HYDERABAD: Way back in 1887, the French embarked on an ambitious project – Carte du Ciel (Map of the Sky). In what was to be a massive international astronomical project of its kind, 20 observatories from around the world involved themselves, over several decades, in cataloguing and mapping millions of stars in the sky.
The Nizamia observatory in Hyderabad had the unique distinction of being the only observatory from Asia to partake in the project (1914-38).
A good 72 years later, the city played host to a smaller ‘Student Space Simulators’ project that saw 15 children from different parts of the State come together to create computer simulations of the annular solar eclipse, as will be seen from 50 countries around the globe on January 15. In another coincidence bizarre, the astronomy software employed for the space simulators project bore the name of the original French project!

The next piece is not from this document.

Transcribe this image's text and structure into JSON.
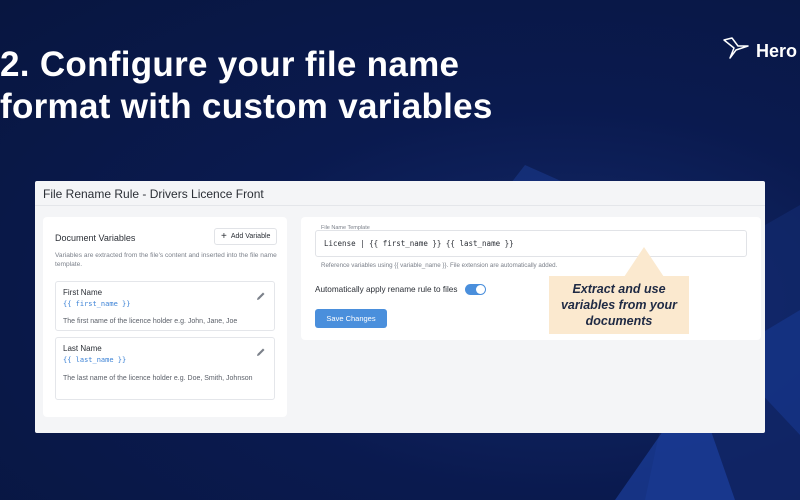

Working on an open source planetarium software ‘Cartes du Ciel’, the “child scientists” worked diligently from 9.30 a.m. to 3 p.m. on Wednesday to produce animations of the annular eclipse.
“Each of us produced three simulations of the annular eclipse. While we used Cartes du Ciel software to create the simulations, SnagIt software live-recorded the simulations as they were being created in Cartes du Ciel,” explained R. Sai Tarun Prabhu, a ninth grader from P. Obul Reddy Public School as a complete eclipse simulation, as will be visible from Guinea played on the monitor.
The project was a joint effort of Planetary Society India (PSI) in association with AP State Council of Science and Technology (APCOST) and Dr. K.V. Rao Scientific Society.
“We want to show that not just scientists but even students if given an opportunity can do space simulations,” said N. Sri Raghunandan Kumar, general secretary of Planetary Society India. The children were trained in the software as well as taught the basics of astronomy by the participating organisations.